Source data START

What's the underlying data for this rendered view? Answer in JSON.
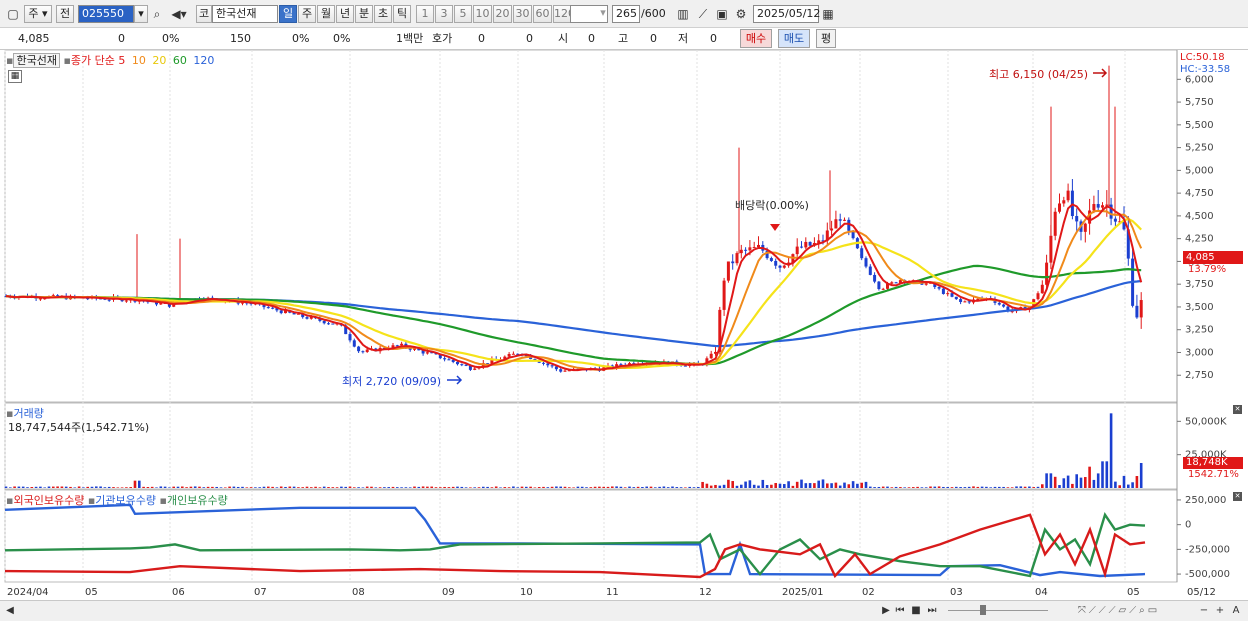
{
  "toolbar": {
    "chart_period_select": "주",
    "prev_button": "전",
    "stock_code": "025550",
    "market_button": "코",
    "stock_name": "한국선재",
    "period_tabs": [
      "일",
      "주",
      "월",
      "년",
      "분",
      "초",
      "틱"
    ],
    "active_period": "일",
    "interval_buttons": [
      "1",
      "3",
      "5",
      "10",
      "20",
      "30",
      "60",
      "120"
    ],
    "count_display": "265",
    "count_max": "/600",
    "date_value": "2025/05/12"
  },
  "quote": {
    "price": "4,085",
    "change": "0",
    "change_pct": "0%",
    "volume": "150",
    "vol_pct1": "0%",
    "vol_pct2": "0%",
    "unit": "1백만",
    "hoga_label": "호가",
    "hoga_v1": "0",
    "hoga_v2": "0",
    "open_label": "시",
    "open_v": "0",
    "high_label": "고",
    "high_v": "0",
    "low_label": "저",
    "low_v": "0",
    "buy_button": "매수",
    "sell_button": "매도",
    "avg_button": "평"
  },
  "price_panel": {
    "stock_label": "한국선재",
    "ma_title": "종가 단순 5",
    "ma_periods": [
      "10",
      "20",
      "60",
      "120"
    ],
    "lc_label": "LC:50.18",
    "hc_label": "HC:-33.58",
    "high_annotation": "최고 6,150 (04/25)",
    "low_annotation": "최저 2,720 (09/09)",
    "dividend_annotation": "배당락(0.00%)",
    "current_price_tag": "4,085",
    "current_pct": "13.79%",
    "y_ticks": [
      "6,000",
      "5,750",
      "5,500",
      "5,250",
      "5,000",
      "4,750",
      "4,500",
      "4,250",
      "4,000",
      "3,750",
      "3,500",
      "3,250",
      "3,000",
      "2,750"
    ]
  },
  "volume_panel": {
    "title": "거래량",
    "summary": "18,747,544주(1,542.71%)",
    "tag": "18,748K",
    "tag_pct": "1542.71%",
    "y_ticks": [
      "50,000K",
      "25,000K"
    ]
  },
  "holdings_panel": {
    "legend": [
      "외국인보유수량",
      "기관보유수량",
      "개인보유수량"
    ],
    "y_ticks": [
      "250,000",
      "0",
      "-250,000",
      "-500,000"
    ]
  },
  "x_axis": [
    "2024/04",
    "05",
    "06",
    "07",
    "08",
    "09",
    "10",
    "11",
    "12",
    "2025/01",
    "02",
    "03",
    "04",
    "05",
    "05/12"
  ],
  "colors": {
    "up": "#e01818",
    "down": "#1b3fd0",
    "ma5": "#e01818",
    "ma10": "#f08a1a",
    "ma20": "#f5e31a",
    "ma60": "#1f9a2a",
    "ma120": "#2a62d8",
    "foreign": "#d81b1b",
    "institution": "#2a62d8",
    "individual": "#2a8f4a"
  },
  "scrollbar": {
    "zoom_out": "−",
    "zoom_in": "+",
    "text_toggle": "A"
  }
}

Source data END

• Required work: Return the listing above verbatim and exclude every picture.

• Answer for this exercise:
What's the underlying data for this rendered view? Answer in JSON.
{
  "toolbar": {
    "chart_period_select": "주",
    "prev_button": "전",
    "stock_code": "025550",
    "market_button": "코",
    "stock_name": "한국선재",
    "period_tabs": [
      "일",
      "주",
      "월",
      "년",
      "분",
      "초",
      "틱"
    ],
    "active_period": "일",
    "interval_buttons": [
      "1",
      "3",
      "5",
      "10",
      "20",
      "30",
      "60",
      "120"
    ],
    "count_display": "265",
    "count_max": "/600",
    "date_value": "2025/05/12"
  },
  "quote": {
    "price": "4,085",
    "change": "0",
    "change_pct": "0%",
    "volume": "150",
    "vol_pct1": "0%",
    "vol_pct2": "0%",
    "unit": "1백만",
    "hoga_label": "호가",
    "hoga_v1": "0",
    "hoga_v2": "0",
    "open_label": "시",
    "open_v": "0",
    "high_label": "고",
    "high_v": "0",
    "low_label": "저",
    "low_v": "0",
    "buy_button": "매수",
    "sell_button": "매도",
    "avg_button": "평"
  },
  "price_panel": {
    "stock_label": "한국선재",
    "ma_title": "종가 단순 5",
    "ma_periods": [
      "10",
      "20",
      "60",
      "120"
    ],
    "lc_label": "LC:50.18",
    "hc_label": "HC:-33.58",
    "high_annotation": "최고 6,150 (04/25)",
    "low_annotation": "최저 2,720 (09/09)",
    "dividend_annotation": "배당락(0.00%)",
    "current_price_tag": "4,085",
    "current_pct": "13.79%",
    "y_ticks": [
      "6,000",
      "5,750",
      "5,500",
      "5,250",
      "5,000",
      "4,750",
      "4,500",
      "4,250",
      "4,000",
      "3,750",
      "3,500",
      "3,250",
      "3,000",
      "2,750"
    ]
  },
  "volume_panel": {
    "title": "거래량",
    "summary": "18,747,544주(1,542.71%)",
    "tag": "18,748K",
    "tag_pct": "1542.71%",
    "y_ticks": [
      "50,000K",
      "25,000K"
    ]
  },
  "holdings_panel": {
    "legend": [
      "외국인보유수량",
      "기관보유수량",
      "개인보유수량"
    ],
    "y_ticks": [
      "250,000",
      "0",
      "-250,000",
      "-500,000"
    ]
  },
  "x_axis": [
    "2024/04",
    "05",
    "06",
    "07",
    "08",
    "09",
    "10",
    "11",
    "12",
    "2025/01",
    "02",
    "03",
    "04",
    "05",
    "05/12"
  ],
  "colors": {
    "up": "#e01818",
    "down": "#1b3fd0",
    "ma5": "#e01818",
    "ma10": "#f08a1a",
    "ma20": "#f5e31a",
    "ma60": "#1f9a2a",
    "ma120": "#2a62d8",
    "foreign": "#d81b1b",
    "institution": "#2a62d8",
    "individual": "#2a8f4a"
  },
  "scrollbar": {
    "zoom_out": "−",
    "zoom_in": "+",
    "text_toggle": "A"
  }
}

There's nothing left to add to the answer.